■ What is being asked
Copy each entry below exactly as it appears.

■ Data
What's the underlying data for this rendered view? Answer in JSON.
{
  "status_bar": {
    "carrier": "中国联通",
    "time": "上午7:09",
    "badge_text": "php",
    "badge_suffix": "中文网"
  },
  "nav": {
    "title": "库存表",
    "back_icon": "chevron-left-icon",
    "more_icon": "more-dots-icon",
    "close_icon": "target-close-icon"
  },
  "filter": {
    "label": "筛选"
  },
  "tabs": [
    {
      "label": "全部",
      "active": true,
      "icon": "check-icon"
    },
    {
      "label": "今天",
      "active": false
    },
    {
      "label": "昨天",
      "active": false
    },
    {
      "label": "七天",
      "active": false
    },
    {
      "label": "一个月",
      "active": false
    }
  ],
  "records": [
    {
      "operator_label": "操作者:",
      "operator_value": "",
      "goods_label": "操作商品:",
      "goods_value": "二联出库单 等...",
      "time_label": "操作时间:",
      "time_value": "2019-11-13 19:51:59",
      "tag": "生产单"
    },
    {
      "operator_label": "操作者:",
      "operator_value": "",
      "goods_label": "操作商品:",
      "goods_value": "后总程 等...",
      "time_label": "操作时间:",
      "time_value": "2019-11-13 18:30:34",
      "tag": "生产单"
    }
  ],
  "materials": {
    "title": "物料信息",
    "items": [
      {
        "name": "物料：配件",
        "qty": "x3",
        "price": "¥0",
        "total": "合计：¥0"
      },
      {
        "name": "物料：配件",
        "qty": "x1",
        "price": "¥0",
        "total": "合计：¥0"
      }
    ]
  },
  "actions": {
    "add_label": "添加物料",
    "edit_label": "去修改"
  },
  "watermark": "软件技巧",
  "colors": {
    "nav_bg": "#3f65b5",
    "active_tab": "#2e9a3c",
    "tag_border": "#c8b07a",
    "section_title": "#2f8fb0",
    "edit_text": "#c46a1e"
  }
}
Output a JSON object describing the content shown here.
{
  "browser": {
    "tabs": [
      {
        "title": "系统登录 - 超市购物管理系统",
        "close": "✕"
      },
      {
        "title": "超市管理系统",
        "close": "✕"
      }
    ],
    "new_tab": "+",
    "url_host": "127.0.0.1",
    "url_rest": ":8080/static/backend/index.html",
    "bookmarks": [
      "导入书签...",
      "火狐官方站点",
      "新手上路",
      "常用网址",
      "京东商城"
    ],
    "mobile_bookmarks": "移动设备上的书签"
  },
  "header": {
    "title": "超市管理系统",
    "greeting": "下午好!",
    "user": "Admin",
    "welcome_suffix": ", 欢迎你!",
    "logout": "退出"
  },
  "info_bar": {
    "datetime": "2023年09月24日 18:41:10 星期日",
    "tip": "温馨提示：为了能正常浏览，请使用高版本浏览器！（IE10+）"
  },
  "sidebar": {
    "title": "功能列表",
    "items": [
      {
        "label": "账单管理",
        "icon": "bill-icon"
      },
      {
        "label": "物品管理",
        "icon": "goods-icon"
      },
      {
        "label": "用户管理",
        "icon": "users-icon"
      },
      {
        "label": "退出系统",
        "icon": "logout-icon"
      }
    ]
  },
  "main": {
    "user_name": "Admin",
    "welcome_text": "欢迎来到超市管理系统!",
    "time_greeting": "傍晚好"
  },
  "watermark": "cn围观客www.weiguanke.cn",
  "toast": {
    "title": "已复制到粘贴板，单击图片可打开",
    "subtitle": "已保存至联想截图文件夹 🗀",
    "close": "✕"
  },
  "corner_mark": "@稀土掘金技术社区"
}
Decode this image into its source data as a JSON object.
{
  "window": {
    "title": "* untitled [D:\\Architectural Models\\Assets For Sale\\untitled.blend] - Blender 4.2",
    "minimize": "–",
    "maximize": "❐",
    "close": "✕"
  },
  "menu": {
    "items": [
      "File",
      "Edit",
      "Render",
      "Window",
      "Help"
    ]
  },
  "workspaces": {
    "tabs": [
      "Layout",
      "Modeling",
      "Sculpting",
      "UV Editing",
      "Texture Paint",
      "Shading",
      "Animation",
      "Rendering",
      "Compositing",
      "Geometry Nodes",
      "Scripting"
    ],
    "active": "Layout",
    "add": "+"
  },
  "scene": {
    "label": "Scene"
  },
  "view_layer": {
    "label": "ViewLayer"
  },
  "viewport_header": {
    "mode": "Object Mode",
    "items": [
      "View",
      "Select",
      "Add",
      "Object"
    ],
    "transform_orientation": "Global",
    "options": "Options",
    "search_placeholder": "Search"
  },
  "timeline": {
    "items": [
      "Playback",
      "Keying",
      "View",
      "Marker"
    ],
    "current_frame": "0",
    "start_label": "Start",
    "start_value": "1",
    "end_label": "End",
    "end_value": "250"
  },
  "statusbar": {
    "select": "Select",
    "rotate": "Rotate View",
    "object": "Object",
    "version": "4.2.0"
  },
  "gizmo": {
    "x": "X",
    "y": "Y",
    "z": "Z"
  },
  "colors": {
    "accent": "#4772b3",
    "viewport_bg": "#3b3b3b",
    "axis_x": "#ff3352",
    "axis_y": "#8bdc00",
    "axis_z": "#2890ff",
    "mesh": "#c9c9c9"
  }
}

■ Task answer
What's the underlying data for this rendered view? Answer in JSON.
{
  "status_bar": {
    "carrier": "中国联通",
    "time": "上午7:09",
    "badge_text": "php",
    "badge_suffix": "中文网"
  },
  "nav": {
    "title": "库存表",
    "back_icon": "chevron-left-icon",
    "more_icon": "more-dots-icon",
    "close_icon": "target-close-icon"
  },
  "filter": {
    "label": "筛选"
  },
  "tabs": [
    {
      "label": "全部",
      "active": true,
      "icon": "check-icon"
    },
    {
      "label": "今天",
      "active": false
    },
    {
      "label": "昨天",
      "active": false
    },
    {
      "label": "七天",
      "active": false
    },
    {
      "label": "一个月",
      "active": false
    }
  ],
  "records": [
    {
      "operator_label": "操作者:",
      "operator_value": "",
      "goods_label": "操作商品:",
      "goods_value": "二联出库单 等...",
      "time_label": "操作时间:",
      "time_value": "2019-11-13 19:51:59",
      "tag": "生产单"
    },
    {
      "operator_label": "操作者:",
      "operator_value": "",
      "goods_label": "操作商品:",
      "goods_value": "后总程 等...",
      "time_label": "操作时间:",
      "time_value": "2019-11-13 18:30:34",
      "tag": "生产单"
    }
  ],
  "materials": {
    "title": "物料信息",
    "items": [
      {
        "name": "物料：配件",
        "qty": "x3",
        "price": "¥0",
        "total": "合计：¥0"
      },
      {
        "name": "物料：配件",
        "qty": "x1",
        "price": "¥0",
        "total": "合计：¥0"
      }
    ]
  },
  "actions": {
    "add_label": "添加物料",
    "edit_label": "去修改"
  },
  "watermark": "软件技巧",
  "colors": {
    "nav_bg": "#3f65b5",
    "active_tab": "#2e9a3c",
    "tag_border": "#c8b07a",
    "section_title": "#2f8fb0",
    "edit_text": "#c46a1e"
  }
}
Output a JSON object describing the content shown here.
{
  "browser": {
    "tabs": [
      {
        "title": "系统登录 - 超市购物管理系统",
        "close": "✕"
      },
      {
        "title": "超市管理系统",
        "close": "✕"
      }
    ],
    "new_tab": "+",
    "url_host": "127.0.0.1",
    "url_rest": ":8080/static/backend/index.html",
    "bookmarks": [
      "导入书签...",
      "火狐官方站点",
      "新手上路",
      "常用网址",
      "京东商城"
    ],
    "mobile_bookmarks": "移动设备上的书签"
  },
  "header": {
    "title": "超市管理系统",
    "greeting": "下午好!",
    "user": "Admin",
    "welcome_suffix": ", 欢迎你!",
    "logout": "退出"
  },
  "info_bar": {
    "datetime": "2023年09月24日 18:41:10 星期日",
    "tip": "温馨提示：为了能正常浏览，请使用高版本浏览器！（IE10+）"
  },
  "sidebar": {
    "title": "功能列表",
    "items": [
      {
        "label": "账单管理",
        "icon": "bill-icon"
      },
      {
        "label": "物品管理",
        "icon": "goods-icon"
      },
      {
        "label": "用户管理",
        "icon": "users-icon"
      },
      {
        "label": "退出系统",
        "icon": "logout-icon"
      }
    ]
  },
  "main": {
    "user_name": "Admin",
    "welcome_text": "欢迎来到超市管理系统!",
    "time_greeting": "傍晚好"
  },
  "watermark": "cn围观客www.weiguanke.cn",
  "toast": {
    "title": "已复制到粘贴板，单击图片可打开",
    "subtitle": "已保存至联想截图文件夹 🗀",
    "close": "✕"
  },
  "corner_mark": "@稀土掘金技术社区"
}
Decode this image into its source data as a JSON object.
{
  "window": {
    "title": "* untitled [D:\\Architectural Models\\Assets For Sale\\untitled.blend] - Blender 4.2",
    "minimize": "–",
    "maximize": "❐",
    "close": "✕"
  },
  "menu": {
    "items": [
      "File",
      "Edit",
      "Render",
      "Window",
      "Help"
    ]
  },
  "workspaces": {
    "tabs": [
      "Layout",
      "Modeling",
      "Sculpting",
      "UV Editing",
      "Texture Paint",
      "Shading",
      "Animation",
      "Rendering",
      "Compositing",
      "Geometry Nodes",
      "Scripting"
    ],
    "active": "Layout",
    "add": "+"
  },
  "scene": {
    "label": "Scene"
  },
  "view_layer": {
    "label": "ViewLayer"
  },
  "viewport_header": {
    "mode": "Object Mode",
    "items": [
      "View",
      "Select",
      "Add",
      "Object"
    ],
    "transform_orientation": "Global",
    "options": "Options",
    "search_placeholder": "Search"
  },
  "timeline": {
    "items": [
      "Playback",
      "Keying",
      "View",
      "Marker"
    ],
    "current_frame": "0",
    "start_label": "Start",
    "start_value": "1",
    "end_label": "End",
    "end_value": "250"
  },
  "statusbar": {
    "select": "Select",
    "rotate": "Rotate View",
    "object": "Object",
    "version": "4.2.0"
  },
  "gizmo": {
    "x": "X",
    "y": "Y",
    "z": "Z"
  },
  "colors": {
    "accent": "#4772b3",
    "viewport_bg": "#3b3b3b",
    "axis_x": "#ff3352",
    "axis_y": "#8bdc00",
    "axis_z": "#2890ff",
    "mesh": "#c9c9c9"
  }
}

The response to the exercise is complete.